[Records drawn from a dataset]
"""
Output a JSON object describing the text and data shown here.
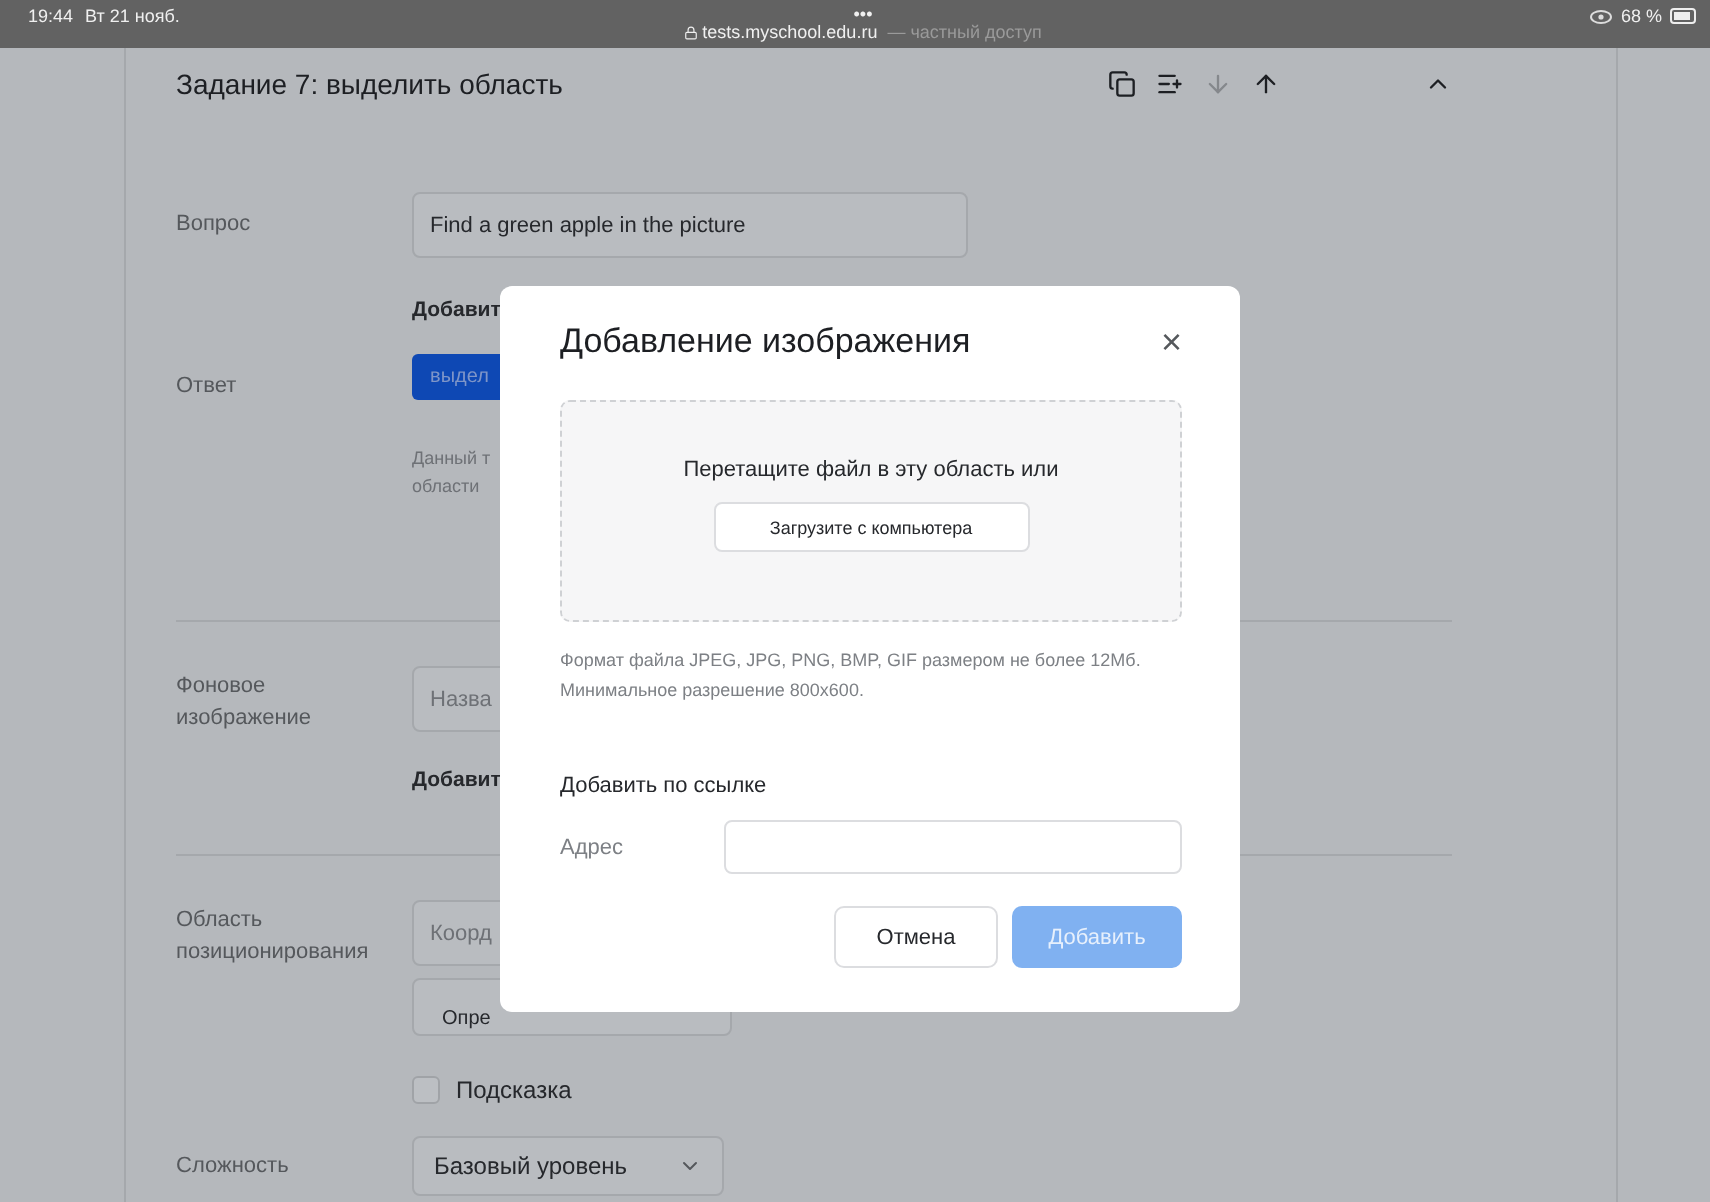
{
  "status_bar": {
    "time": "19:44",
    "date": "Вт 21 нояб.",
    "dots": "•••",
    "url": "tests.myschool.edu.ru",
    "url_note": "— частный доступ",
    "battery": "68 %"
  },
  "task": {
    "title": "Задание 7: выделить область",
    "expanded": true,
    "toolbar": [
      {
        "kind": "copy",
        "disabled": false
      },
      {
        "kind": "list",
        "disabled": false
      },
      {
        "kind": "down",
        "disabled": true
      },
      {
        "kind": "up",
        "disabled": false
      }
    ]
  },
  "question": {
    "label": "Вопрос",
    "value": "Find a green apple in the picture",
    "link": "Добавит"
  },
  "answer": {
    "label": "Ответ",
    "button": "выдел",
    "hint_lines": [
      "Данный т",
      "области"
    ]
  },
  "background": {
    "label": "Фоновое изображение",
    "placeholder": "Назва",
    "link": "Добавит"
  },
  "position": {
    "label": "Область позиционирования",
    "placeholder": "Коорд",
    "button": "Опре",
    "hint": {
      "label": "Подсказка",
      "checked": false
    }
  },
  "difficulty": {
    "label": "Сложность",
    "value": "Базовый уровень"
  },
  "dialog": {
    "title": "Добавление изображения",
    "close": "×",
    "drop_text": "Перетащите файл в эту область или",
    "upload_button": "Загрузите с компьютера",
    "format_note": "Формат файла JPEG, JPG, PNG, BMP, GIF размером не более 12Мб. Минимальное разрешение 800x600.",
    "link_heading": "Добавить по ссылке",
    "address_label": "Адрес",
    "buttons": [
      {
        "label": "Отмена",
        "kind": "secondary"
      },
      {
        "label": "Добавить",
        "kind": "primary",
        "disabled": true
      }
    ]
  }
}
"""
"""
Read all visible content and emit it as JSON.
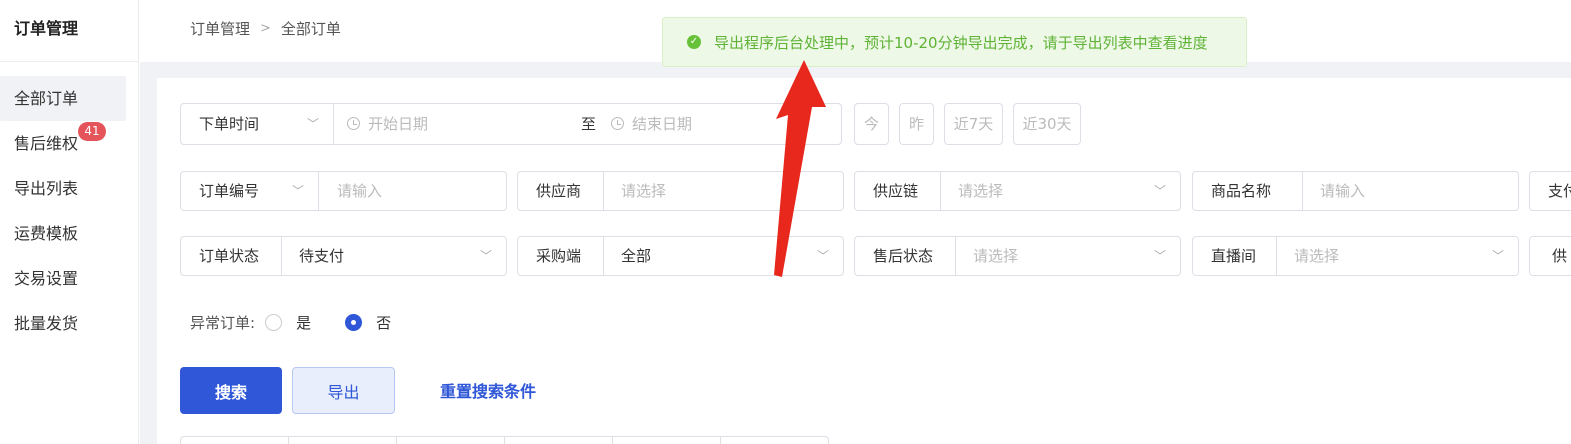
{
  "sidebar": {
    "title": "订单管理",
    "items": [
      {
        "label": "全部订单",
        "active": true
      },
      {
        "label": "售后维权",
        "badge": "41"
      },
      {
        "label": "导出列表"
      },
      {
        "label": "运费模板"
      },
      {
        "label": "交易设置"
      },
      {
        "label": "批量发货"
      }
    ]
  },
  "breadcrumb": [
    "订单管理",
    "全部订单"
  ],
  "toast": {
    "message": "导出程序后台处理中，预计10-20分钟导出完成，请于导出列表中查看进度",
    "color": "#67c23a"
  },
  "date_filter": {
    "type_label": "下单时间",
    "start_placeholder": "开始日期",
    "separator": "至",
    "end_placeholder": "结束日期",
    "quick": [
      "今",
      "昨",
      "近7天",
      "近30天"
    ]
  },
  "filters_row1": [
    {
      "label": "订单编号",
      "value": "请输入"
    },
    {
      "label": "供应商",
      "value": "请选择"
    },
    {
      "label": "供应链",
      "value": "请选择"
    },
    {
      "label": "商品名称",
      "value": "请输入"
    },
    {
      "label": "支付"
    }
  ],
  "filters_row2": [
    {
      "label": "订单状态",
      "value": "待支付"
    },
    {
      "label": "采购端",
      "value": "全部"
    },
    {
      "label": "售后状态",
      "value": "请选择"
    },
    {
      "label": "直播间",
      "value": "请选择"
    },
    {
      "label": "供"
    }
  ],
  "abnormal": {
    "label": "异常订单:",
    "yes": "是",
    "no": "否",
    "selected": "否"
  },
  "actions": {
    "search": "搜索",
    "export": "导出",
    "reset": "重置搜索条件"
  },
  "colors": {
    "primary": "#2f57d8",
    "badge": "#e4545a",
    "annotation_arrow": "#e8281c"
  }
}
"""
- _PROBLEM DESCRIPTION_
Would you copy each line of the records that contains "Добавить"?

- _RESULT_
    "link_heading": "Добавить по ссылке",
        "label": "Добавить",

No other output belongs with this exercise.